As Peter van Inwagen says himself: I do not mean to imply that they are muddled because they are compatibilists.

Then the thesis of determinism is false. Part Two – Knowledge. But I shall not pursue this question, since it is not relevant to our present concerns. Van Inwagen recognizes that the philosophical discussions of free will are clouded by the use of vague terminology. The universe we live in includes chance and therefore luck, including moral luck, is very real, but not a valid objection to our libertarian free will model or Mele’s “modest libertarianism”.

For if it is true that our agent did not remain in the room “of his own free will”, then we cannot establish that a person does something “of his own free will” by establishing that his doing it is uncompelled.

If God caused Marie’s decision to be replayed a very large number of times, sometimes in thirty percent of the replays, let us say Marie would have agent-caused the crucial brain event and sometimes in seventy percent of the replays, let essaay say she would not have Incompatibilism Van Inwagen made a significant reputation for himself by bucking the trend among philosophers in most of the twentieth century to accept compatibilismthe idea that free will is compatible with a strict causal determinism.

Here he mistakenly assumes that possibilities translate directly into probabilities.

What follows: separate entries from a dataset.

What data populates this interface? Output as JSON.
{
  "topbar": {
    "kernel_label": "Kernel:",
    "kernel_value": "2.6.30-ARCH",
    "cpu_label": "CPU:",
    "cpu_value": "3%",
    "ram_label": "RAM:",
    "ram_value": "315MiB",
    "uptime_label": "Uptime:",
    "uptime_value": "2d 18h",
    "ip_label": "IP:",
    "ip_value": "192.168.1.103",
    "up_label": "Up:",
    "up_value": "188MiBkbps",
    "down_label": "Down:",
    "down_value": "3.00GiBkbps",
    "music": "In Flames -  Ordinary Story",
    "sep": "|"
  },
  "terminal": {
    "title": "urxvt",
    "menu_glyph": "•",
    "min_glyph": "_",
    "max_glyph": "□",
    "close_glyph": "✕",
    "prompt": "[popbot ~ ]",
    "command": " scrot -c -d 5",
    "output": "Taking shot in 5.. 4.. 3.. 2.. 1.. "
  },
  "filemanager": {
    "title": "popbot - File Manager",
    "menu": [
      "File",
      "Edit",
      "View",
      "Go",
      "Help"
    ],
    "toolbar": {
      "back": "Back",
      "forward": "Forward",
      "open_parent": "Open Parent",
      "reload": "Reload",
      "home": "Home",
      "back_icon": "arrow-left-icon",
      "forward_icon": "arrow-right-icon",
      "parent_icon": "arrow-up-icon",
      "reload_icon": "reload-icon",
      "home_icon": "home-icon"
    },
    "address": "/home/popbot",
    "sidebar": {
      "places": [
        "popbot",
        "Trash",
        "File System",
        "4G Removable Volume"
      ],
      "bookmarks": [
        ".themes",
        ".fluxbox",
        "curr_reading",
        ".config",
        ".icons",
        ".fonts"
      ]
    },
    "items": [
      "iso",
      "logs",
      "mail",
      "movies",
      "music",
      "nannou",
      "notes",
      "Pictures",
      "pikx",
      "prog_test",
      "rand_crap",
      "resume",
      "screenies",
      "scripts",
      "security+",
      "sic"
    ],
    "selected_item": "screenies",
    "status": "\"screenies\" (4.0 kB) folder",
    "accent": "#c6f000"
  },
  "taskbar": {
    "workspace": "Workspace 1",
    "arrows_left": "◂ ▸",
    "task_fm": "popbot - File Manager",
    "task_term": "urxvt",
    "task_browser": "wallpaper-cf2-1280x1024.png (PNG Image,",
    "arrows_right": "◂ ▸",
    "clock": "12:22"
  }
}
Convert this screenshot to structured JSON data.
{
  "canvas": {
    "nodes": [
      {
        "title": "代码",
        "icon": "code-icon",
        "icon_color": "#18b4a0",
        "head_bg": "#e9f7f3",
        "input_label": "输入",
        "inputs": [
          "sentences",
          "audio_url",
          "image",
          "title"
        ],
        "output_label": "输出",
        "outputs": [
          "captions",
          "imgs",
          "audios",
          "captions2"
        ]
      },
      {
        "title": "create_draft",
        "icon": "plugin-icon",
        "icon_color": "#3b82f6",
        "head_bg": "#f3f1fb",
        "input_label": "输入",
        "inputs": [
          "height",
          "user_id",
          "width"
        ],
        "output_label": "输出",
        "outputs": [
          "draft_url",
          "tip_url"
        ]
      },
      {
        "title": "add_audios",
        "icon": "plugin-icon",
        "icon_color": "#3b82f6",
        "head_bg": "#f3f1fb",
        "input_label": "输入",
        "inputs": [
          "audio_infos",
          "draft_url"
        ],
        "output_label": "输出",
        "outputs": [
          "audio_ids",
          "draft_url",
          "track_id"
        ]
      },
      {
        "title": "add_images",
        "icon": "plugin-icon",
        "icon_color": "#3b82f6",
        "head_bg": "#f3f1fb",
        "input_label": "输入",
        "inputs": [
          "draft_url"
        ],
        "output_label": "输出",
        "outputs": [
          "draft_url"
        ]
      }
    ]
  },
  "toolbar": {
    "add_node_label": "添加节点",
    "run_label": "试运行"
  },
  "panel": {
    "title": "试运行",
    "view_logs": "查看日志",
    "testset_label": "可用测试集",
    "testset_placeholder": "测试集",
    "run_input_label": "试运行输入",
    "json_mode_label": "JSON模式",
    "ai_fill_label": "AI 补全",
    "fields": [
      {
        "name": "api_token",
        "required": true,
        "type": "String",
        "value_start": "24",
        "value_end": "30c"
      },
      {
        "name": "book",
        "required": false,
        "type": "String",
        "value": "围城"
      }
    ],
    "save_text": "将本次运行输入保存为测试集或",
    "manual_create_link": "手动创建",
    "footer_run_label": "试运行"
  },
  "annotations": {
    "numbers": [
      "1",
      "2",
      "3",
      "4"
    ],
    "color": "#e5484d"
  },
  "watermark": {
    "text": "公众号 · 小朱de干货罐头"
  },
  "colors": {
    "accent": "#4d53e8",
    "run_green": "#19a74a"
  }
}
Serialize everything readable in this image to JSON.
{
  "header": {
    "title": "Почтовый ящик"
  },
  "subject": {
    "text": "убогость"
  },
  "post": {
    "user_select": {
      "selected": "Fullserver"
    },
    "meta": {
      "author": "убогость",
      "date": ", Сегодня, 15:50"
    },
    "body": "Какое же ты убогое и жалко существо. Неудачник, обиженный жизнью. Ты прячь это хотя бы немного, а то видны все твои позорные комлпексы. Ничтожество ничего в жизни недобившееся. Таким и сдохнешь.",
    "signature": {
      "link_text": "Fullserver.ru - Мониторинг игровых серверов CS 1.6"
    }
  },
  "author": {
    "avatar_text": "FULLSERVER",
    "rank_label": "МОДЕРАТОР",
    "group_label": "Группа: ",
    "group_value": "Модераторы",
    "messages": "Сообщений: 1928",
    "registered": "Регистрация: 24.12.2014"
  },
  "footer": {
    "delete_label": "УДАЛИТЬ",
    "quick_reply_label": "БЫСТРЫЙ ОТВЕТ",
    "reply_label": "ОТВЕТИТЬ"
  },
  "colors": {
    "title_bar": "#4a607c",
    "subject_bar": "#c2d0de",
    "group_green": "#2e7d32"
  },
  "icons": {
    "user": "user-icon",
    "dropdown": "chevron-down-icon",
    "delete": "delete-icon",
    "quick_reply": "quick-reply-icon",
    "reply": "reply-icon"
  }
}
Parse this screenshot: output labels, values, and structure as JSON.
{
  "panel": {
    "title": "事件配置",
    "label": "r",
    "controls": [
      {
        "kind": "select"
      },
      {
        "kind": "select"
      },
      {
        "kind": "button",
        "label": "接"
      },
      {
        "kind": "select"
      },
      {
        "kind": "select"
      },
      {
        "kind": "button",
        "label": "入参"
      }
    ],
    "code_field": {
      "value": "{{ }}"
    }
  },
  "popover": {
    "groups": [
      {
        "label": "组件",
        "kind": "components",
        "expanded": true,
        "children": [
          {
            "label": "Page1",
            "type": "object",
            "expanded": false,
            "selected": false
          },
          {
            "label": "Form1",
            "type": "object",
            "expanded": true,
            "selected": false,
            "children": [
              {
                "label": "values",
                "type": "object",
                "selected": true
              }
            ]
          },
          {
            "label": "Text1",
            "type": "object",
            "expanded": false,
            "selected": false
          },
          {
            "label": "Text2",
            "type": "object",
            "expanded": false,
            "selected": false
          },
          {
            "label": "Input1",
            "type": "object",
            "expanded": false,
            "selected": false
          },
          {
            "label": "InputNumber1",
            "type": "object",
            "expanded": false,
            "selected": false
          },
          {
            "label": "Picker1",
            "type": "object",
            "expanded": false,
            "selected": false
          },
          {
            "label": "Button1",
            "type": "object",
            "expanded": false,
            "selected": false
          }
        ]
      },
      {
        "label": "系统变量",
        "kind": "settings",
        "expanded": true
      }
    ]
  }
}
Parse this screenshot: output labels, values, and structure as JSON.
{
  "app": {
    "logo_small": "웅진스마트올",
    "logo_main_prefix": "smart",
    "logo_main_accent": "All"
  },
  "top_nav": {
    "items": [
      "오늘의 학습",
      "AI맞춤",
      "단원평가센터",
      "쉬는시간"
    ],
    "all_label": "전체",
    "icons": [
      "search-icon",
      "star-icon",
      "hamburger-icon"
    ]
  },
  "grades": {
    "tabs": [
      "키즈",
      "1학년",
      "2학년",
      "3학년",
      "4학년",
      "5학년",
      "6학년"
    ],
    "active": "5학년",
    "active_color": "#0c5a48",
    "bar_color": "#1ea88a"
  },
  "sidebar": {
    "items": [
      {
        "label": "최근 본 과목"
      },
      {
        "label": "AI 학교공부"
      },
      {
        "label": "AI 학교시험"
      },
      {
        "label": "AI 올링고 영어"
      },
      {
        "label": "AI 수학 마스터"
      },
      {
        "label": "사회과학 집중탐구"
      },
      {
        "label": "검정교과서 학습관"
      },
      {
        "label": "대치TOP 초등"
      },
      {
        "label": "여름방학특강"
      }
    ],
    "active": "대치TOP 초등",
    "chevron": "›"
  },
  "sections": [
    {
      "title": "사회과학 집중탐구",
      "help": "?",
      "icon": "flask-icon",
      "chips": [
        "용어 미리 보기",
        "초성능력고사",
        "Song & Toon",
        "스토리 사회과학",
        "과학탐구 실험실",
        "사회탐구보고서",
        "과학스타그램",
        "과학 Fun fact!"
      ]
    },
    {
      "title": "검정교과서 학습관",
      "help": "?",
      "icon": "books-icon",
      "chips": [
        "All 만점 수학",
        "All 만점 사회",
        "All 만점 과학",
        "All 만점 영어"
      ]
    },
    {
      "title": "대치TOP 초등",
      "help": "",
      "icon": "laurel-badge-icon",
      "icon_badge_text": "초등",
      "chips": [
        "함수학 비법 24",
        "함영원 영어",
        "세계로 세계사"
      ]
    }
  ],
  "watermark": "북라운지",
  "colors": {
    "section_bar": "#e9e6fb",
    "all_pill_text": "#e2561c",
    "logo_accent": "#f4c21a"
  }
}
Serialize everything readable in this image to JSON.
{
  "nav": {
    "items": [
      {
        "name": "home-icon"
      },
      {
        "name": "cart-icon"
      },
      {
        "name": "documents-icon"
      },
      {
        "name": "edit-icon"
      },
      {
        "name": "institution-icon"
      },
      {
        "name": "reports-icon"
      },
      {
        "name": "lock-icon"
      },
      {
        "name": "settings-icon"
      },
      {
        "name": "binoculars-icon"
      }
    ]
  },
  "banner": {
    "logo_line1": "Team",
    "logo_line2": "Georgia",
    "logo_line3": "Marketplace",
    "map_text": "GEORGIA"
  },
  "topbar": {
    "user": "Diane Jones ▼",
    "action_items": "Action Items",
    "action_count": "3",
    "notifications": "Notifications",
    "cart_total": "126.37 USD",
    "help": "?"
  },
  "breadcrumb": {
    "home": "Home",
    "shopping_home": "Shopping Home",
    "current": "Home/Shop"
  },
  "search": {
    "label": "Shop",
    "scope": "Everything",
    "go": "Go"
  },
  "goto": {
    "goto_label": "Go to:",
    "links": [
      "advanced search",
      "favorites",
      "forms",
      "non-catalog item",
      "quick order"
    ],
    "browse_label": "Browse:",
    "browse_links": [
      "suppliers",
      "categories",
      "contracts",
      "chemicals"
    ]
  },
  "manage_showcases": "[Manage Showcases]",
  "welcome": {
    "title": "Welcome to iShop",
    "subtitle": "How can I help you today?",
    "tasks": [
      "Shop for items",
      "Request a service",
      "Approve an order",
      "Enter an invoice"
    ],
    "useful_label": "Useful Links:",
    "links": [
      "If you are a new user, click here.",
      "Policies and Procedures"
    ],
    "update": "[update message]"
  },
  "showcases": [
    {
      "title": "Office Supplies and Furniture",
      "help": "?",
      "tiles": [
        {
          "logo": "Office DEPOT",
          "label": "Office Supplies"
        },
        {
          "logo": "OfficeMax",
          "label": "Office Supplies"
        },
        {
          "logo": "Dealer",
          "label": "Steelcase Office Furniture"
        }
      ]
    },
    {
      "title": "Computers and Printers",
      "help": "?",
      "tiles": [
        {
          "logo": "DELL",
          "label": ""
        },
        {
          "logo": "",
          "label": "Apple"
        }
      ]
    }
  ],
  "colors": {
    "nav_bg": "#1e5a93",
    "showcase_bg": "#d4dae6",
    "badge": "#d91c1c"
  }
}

See the Cogito model for more details. But no one today frer be allowed to formulate “the problem of free will and determinism” like that, for this formulation presupposes the truth of a certain thesis about the conceptual relation of free will to determinism that many, perhaps most, present-day philosophers would reject: I am afraid I do not know how to define ‘can’, any more than I know how to define ‘law of nature’.

Some of the premisses are more controversial than others.